**Task inputs**

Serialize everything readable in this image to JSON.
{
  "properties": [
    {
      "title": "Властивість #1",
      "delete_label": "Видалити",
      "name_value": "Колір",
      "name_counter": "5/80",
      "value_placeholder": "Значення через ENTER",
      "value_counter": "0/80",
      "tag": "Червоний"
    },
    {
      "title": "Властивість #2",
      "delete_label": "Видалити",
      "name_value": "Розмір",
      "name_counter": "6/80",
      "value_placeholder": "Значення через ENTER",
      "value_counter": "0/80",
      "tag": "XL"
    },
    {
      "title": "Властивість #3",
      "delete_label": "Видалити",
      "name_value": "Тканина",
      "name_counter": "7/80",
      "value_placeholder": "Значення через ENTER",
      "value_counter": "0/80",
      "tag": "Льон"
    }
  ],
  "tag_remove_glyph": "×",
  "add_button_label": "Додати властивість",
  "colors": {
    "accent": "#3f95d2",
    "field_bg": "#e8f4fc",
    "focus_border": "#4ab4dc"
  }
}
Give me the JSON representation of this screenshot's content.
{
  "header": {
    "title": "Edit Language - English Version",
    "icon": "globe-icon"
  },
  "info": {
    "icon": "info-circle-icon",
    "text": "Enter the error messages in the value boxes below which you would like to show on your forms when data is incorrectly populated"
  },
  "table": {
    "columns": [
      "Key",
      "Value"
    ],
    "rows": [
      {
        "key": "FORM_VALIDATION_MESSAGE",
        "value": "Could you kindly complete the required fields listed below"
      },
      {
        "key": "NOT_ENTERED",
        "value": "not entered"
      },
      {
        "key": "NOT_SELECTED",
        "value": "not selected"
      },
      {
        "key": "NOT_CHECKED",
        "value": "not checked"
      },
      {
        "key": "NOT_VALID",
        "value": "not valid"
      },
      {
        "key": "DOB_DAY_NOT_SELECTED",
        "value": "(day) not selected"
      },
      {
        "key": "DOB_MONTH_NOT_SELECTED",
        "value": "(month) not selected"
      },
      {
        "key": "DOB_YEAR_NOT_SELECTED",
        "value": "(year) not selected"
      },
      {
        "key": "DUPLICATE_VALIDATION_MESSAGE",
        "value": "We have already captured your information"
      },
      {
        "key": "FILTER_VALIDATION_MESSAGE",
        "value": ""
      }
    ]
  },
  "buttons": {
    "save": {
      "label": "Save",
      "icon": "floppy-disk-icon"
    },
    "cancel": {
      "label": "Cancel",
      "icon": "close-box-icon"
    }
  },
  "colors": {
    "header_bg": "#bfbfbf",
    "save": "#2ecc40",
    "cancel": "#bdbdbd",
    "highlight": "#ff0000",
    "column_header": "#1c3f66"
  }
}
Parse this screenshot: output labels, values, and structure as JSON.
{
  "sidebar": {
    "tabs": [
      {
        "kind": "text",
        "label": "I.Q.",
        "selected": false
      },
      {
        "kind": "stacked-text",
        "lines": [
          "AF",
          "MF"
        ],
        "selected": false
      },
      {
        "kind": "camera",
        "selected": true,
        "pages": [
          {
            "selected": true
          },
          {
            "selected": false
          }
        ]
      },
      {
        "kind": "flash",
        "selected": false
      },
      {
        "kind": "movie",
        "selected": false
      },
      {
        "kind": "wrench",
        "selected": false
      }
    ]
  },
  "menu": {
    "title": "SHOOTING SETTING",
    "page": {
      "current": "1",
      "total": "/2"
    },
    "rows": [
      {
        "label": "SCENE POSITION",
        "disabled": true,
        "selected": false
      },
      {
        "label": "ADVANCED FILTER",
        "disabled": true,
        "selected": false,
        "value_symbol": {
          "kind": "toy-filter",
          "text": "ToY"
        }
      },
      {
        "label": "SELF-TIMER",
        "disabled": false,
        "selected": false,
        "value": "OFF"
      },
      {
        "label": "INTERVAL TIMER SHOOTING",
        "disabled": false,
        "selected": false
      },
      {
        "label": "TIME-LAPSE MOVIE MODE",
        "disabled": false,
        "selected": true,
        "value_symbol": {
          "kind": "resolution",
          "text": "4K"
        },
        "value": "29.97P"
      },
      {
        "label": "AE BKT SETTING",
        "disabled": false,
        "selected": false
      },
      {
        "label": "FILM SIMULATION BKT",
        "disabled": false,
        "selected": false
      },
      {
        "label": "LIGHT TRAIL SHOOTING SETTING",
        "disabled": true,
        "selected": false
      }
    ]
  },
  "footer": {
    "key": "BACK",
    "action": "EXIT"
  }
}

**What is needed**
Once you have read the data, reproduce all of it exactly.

**Written answer**
Serialize everything readable in this image to JSON.
{
  "properties": [
    {
      "title": "Властивість #1",
      "delete_label": "Видалити",
      "name_value": "Колір",
      "name_counter": "5/80",
      "value_placeholder": "Значення через ENTER",
      "value_counter": "0/80",
      "tag": "Червоний"
    },
    {
      "title": "Властивість #2",
      "delete_label": "Видалити",
      "name_value": "Розмір",
      "name_counter": "6/80",
      "value_placeholder": "Значення через ENTER",
      "value_counter": "0/80",
      "tag": "XL"
    },
    {
      "title": "Властивість #3",
      "delete_label": "Видалити",
      "name_value": "Тканина",
      "name_counter": "7/80",
      "value_placeholder": "Значення через ENTER",
      "value_counter": "0/80",
      "tag": "Льон"
    }
  ],
  "tag_remove_glyph": "×",
  "add_button_label": "Додати властивість",
  "colors": {
    "accent": "#3f95d2",
    "field_bg": "#e8f4fc",
    "focus_border": "#4ab4dc"
  }
}
Give me the JSON representation of this screenshot's content.
{
  "header": {
    "title": "Edit Language - English Version",
    "icon": "globe-icon"
  },
  "info": {
    "icon": "info-circle-icon",
    "text": "Enter the error messages in the value boxes below which you would like to show on your forms when data is incorrectly populated"
  },
  "table": {
    "columns": [
      "Key",
      "Value"
    ],
    "rows": [
      {
        "key": "FORM_VALIDATION_MESSAGE",
        "value": "Could you kindly complete the required fields listed below"
      },
      {
        "key": "NOT_ENTERED",
        "value": "not entered"
      },
      {
        "key": "NOT_SELECTED",
        "value": "not selected"
      },
      {
        "key": "NOT_CHECKED",
        "value": "not checked"
      },
      {
        "key": "NOT_VALID",
        "value": "not valid"
      },
      {
        "key": "DOB_DAY_NOT_SELECTED",
        "value": "(day) not selected"
      },
      {
        "key": "DOB_MONTH_NOT_SELECTED",
        "value": "(month) not selected"
      },
      {
        "key": "DOB_YEAR_NOT_SELECTED",
        "value": "(year) not selected"
      },
      {
        "key": "DUPLICATE_VALIDATION_MESSAGE",
        "value": "We have already captured your information"
      },
      {
        "key": "FILTER_VALIDATION_MESSAGE",
        "value": ""
      }
    ]
  },
  "buttons": {
    "save": {
      "label": "Save",
      "icon": "floppy-disk-icon"
    },
    "cancel": {
      "label": "Cancel",
      "icon": "close-box-icon"
    }
  },
  "colors": {
    "header_bg": "#bfbfbf",
    "save": "#2ecc40",
    "cancel": "#bdbdbd",
    "highlight": "#ff0000",
    "column_header": "#1c3f66"
  }
}
Parse this screenshot: output labels, values, and structure as JSON.
{
  "sidebar": {
    "tabs": [
      {
        "kind": "text",
        "label": "I.Q.",
        "selected": false
      },
      {
        "kind": "stacked-text",
        "lines": [
          "AF",
          "MF"
        ],
        "selected": false
      },
      {
        "kind": "camera",
        "selected": true,
        "pages": [
          {
            "selected": true
          },
          {
            "selected": false
          }
        ]
      },
      {
        "kind": "flash",
        "selected": false
      },
      {
        "kind": "movie",
        "selected": false
      },
      {
        "kind": "wrench",
        "selected": false
      }
    ]
  },
  "menu": {
    "title": "SHOOTING SETTING",
    "page": {
      "current": "1",
      "total": "/2"
    },
    "rows": [
      {
        "label": "SCENE POSITION",
        "disabled": true,
        "selected": false
      },
      {
        "label": "ADVANCED FILTER",
        "disabled": true,
        "selected": false,
        "value_symbol": {
          "kind": "toy-filter",
          "text": "ToY"
        }
      },
      {
        "label": "SELF-TIMER",
        "disabled": false,
        "selected": false,
        "value": "OFF"
      },
      {
        "label": "INTERVAL TIMER SHOOTING",
        "disabled": false,
        "selected": false
      },
      {
        "label": "TIME-LAPSE MOVIE MODE",
        "disabled": false,
        "selected": true,
        "value_symbol": {
          "kind": "resolution",
          "text": "4K"
        },
        "value": "29.97P"
      },
      {
        "label": "AE BKT SETTING",
        "disabled": false,
        "selected": false
      },
      {
        "label": "FILM SIMULATION BKT",
        "disabled": false,
        "selected": false
      },
      {
        "label": "LIGHT TRAIL SHOOTING SETTING",
        "disabled": true,
        "selected": false
      }
    ]
  },
  "footer": {
    "key": "BACK",
    "action": "EXIT"
  }
}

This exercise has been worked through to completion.